Prototype: German State Railroad Company (DRG) class 05 express locomotive. Version with full streamlining.
Model: The locomotive has an mfx digital decoder and a sound generator. It also has controlled high-efficiency propulsion can motor with a flywheel and a bell-shaped armature, in the locomotive's boiler. 3 axles powered. Traction tires. The locomotive has closed side streamlining without added cutouts. Minimum radius for operation 360 mm / 14-3/16". The headlights and other lighting are maintenance-free, warm white LED's. The headlights will work in conventional operation and can be controlled digitally. A 7226 smoke generator can be installed in the locomotive. The tender is constructed of metal. There is a permanent close coupling between the locomotive and the tender. The decoder can be accessed by pushing back the cover on the tender. Length over the buffers 30.7 cm / 12-1/16".
- “Carl Bellingrodt Edition 4”.
- Appropriate collector's case for each model in the edition.
- Metal locomotive boiler, streamlining, and metal tender body.
- Tender cover can be opened.
- Controlled high-efficiency propulsion with a motor with a bell-shaped armature.
- mfx decoder with sound functions.
- Road no. 05 002 as it looked in May of 1936 for the world record run.
One-time edition in a limited series (model 4 of 5).
Road No. 05 002 World Record in the Olympic Year. In 1936, the highest level of performance was expected of and offered by more than the Olympic Games in Berlin; the German State Railroad Company (DRG) also made everyone sit up and take notice with a world record for steam locomotives. On May 11, 1936, the streamlined steam locomotive with road number 05 002 reached a speed of 200.4 km/h / 125.25 mph on a level route between Hamburg and Berlin near Friesack with a performance measured at 3,400 horsepower. This unbelievable act of power was the consequence of bitter competition between the types of motive power, a competition that broke out due to the fast combustion powered rail cars and the increasingly more powerful electric locomotives. The Borsig designers in Berlin were responsible for the class 05, of which only two units were built however. A third, modified unit came later. These 26,265 mm / 86 foot 2 inch long and 129.9 metric ton heavy locomotives with a driving wheel diameter of 2,300 mm / 90-1/2 inches were given a full streamlined cladding, i.e. the sleek outer skin surrounded the entire locomotive and tender and extended down almost to the railhead. The running gear was accessible by means of roll-down covers. A striking red paint scheme with discrete striping enhanced this immense locomotive visually, and it quickly became a symbol for progress and speed. The prestigious world record for road no. 05 002 was broken two years later however by the British locomotive “Mallard” (LNER class A4) with 201.2 km/h / 125.75 mph and a short term peak of 202.6 km/h / 126.63 mph on a lightly sloping route. After World War II, the three class 05 locomotives lost their streamlining and were indispensable for a few more years as motive power for F-Zug long distance expresses; the final end came only with the introduction of the V 200.

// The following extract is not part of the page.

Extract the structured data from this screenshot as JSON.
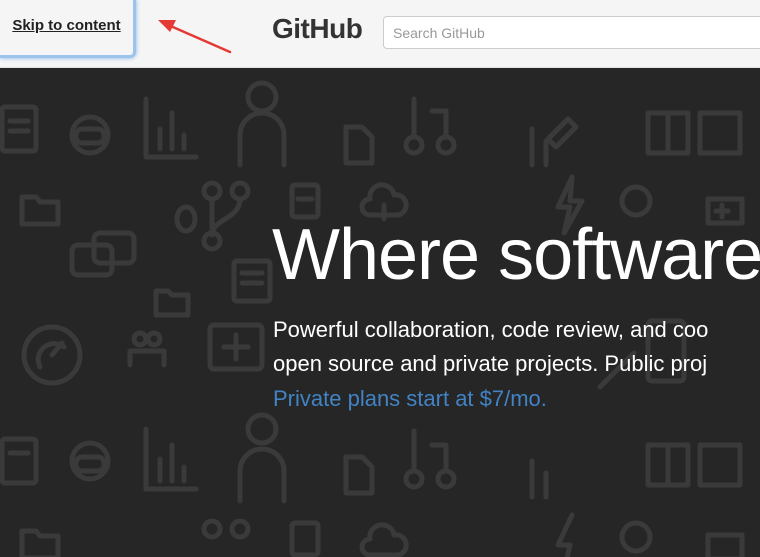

In Honor of the Old Master. Carl Bellingrodt, born April 7, 1897 in Cologne, was undoubtedly one of the most famous German railroad photographers. He began to photograph various subjects as early as before World War I, but soon specialized in landscapes and above all railroad photography. Although he was a government official and pursued photography as a hobby, he amassed more than 30,000 images over the course of his activity, and many of them rank among the classic masterpieces. In addition to his systematically generated groups of images of entire classes of locomotives, his images of the railroad in a landscape as well as his extremely dense photographs of stations with their typical environment achieved near cult status. In this manner Carl Bellingrodt set the style for many other railroad photographers, many of whom still make the pilgrimage to the beloved “Bellingrodt photography sites” in order to photograph the trains of our time in the classic perspective of the old master. Märklin has been carrying out plans for a special five-part series of sought-after H0 models in memory of this railroad photograph pioneer, who died on September 24, 1971 in Wuppertal and who will certainly live on in the memory of many people for a long time. One locomotive per year has been produced as a limited series in exquisite detailing and with premium technical features. Each of these models is delivered with a decorated display case with the Bellingrodt photograph of the locomotive in question mounted on the back wall of the case. In front of this in the lower part of the case is a glass display floor on which the model can be attractively presented. This allows a direct comparison between the Bellingrodt photograph of the prototype locomotive and the exquisite reproduction as a model. The glass front wall offers effective protection against dust.